JERUSALEM (AP) — Senior Israeli and Sudanese officials held a rare public meeting on Wednesday, pledging to strengthen the nascent ties between the former adversaries, the Israeli participants said.
The meeting between Sudan's justice minister, Nasredeen Abdulbari, and Israeli Cabinet ministers Idan Roll and Edawi Frej took place in Abu Dhabi, the capital of the United Arab Emirates.
The UAE was the first of four Arab countries to sign historic diplomatic pacts with Israel last year.
While Israel has since opened embassies and diplomatic missions in the UAE, Bahrain and Morocco, ties with Sudan have been murky and clouded in secrecy.
A Sudanese security delegation recently visited Israel, a Sudanese military official said. But the trip was not made public at the time. The official spoke on condition of anonymity because he was not authorized to discuss the matter.
Both Roll and Frej posted photos of themselves with Abdulbari on Twitter. Roll serves as Israel's deputy foreign minister, while Frej, an Arab lawmaker, is the minister for regional cooperation.

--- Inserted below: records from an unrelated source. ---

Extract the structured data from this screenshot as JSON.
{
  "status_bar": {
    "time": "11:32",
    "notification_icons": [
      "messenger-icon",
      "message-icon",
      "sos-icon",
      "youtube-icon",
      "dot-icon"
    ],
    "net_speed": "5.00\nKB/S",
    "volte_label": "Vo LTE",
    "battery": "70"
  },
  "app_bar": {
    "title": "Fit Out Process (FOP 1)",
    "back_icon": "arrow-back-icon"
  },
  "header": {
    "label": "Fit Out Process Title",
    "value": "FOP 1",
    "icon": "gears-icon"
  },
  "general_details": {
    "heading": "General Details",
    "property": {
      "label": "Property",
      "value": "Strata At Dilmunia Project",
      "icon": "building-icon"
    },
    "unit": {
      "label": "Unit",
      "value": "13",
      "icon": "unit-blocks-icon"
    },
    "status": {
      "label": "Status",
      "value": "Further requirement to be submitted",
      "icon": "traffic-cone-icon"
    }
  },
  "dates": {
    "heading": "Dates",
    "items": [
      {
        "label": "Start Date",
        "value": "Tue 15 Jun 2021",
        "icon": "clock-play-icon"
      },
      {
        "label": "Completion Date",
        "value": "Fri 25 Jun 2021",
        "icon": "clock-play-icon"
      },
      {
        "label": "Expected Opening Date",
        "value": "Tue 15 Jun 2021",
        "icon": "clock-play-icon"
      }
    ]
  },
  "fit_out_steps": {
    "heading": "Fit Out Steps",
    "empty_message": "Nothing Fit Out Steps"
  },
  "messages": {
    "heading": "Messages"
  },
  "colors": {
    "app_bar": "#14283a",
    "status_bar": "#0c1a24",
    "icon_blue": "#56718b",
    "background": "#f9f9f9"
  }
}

Roll said the sides agreed on future cooperation. “Our goal is to join hands in technological training in order to help young people of all sides" enter the modern labor market. “We also spoke about the importance of normalizing the relations between both countries,” he added.
“The 2 agreed promoting joint projects & activities,” Frej said and quoted Abdulbari as saying it was important to “strengthen human bonds.”
Sudan was once one of Israel's fiercest rivals in the Arab world.
It hosted the landmark Arab conference after the 1967 Mideast war where eight Arab countries vowed never to make peace with Israel. In 1993, the U.S. designated Sudan a state sponsor of terrorism. Sudan also once served as a conduit for arms shipped to Palestinian militants.
As part of its deal with Israel, Sudan was removed from the U.S. list of terrorism sponsors, paving the way for the African country to reintegrate into the international community after two decades of isolation.
Sudan is on a fragile path to democracy since the military's ouster of longtime autocrat Omar al-Bashir amid a popular uprising against his nearly three-decade-long rule. The country is now ruled by an interim, joint civilian-military government.
Associated Press writer Samy Magdy contributed reporting from Rome.